Despite the rapid decline in infections in Germany, the effectiveness of the contact restrictions has been disputed repeatedly, both by the public and by experts. In particular, it was argued that even without the enacted measures, the spread of the virus would have been curbed by automatic changes in people’s behaviour.
To answer this controversial question, the team of authors led by Junior Professor Dr Emanuel Hansen estimated the causal effect of the policy measures using detailed figures from the Robert Koch Institute as well as anonymized movement data from private mobile phone providers from the more than 400 German districts in a quasi-experimental analysis. The analysis exploits that the first COVID-19 infections occurred in some districts before the contact restrictions began, while in other districts they occurred much later. By comparing districts with early and late outbreaks, the researchers estimated how citizens’ behaviour and the infection rate would have evolved in Germany without social distancing measures. The causal effect of all measures thus corresponds to the difference between the inferred hypothetical development without social distancing and the actual development with contact restrictions in place.

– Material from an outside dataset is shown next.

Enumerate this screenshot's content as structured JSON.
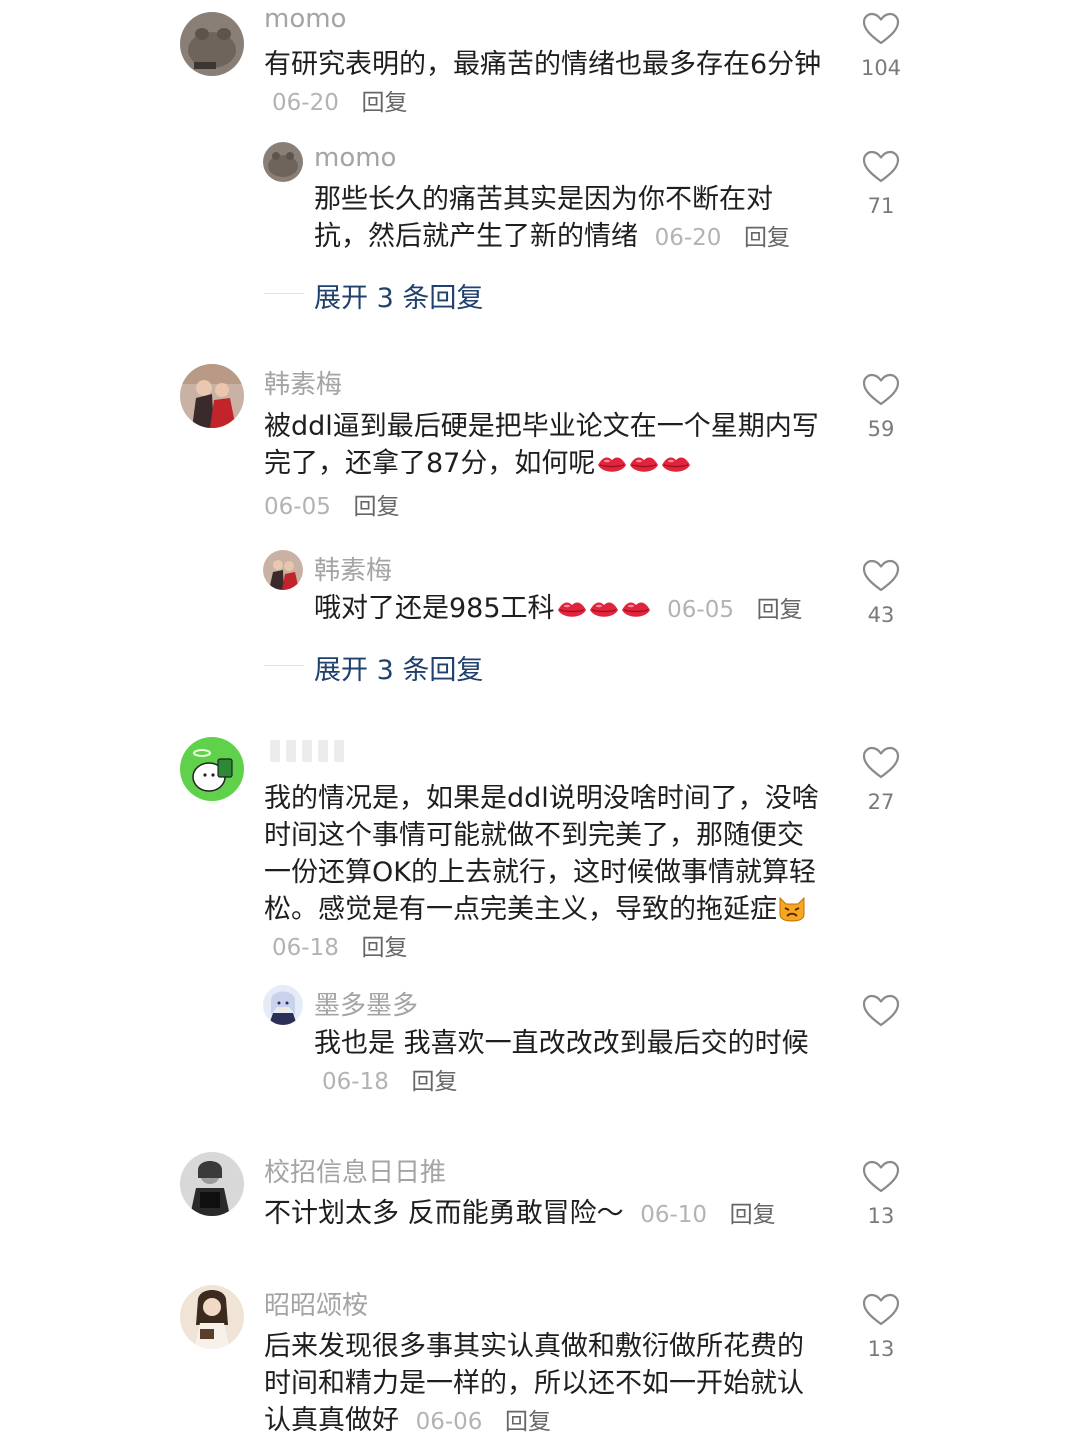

Based on this analysis, the authors derived the following results: In a first step, based on the mobile phone data they found that the policies in fact reduced people’s spatial movements by an average of 30 per cent, as they were intended to do. In a second step, they found evidence of the effective containment of the pandemic: already within the first three weeks, contact restrictions in Germany prevented more than 80 per cent of COVID infections and more than 60 per cent of the deaths that would have followed. Put differently, the researchers estimate that there would have been about 500,000 additional infections and about 5,400 additional deaths without the German measures by early April alone. Further analysis shows that the contact restrictions have greatly slowed the rate of infections in all population groups. However, in the age group of over 60-year-olds, the containment rate was somewhat weaker than in younger people. The researchers see one plausible explanation for this in that the closing of schools and childcare facilities had a more direct and pronounced effect on children and their parents than on the generation of grandparents.
‘The results of our study show that the early measures to contain the COVID-19 pandemic in Germany were successful – contrary to repeated claims in parts of the public,’ Emanuel Hansen remarked. ‘Without these contact restrictions, Germany would probably have experienced an overload of the healthcare system, like some other European countries did.’ With no other tools available in the early stages of the pandemic like vaccination or rapid testing, there was no viable alternative, Hansen added, despite the economic and social costs of closing schools and businesses. The study focused exclusively on the first COVID-19 wave in Germany and does not allow conclusions on the effects of policies in later waves of the pandemic.
Junior Professor Dr Emanuel Hansen is a member of the UoC’s Faculty of Management, Economics, and Social Sciences, the Center for Macroeconomic Research (CMR) und the Center for Social and Economic Behavior (C-SEB).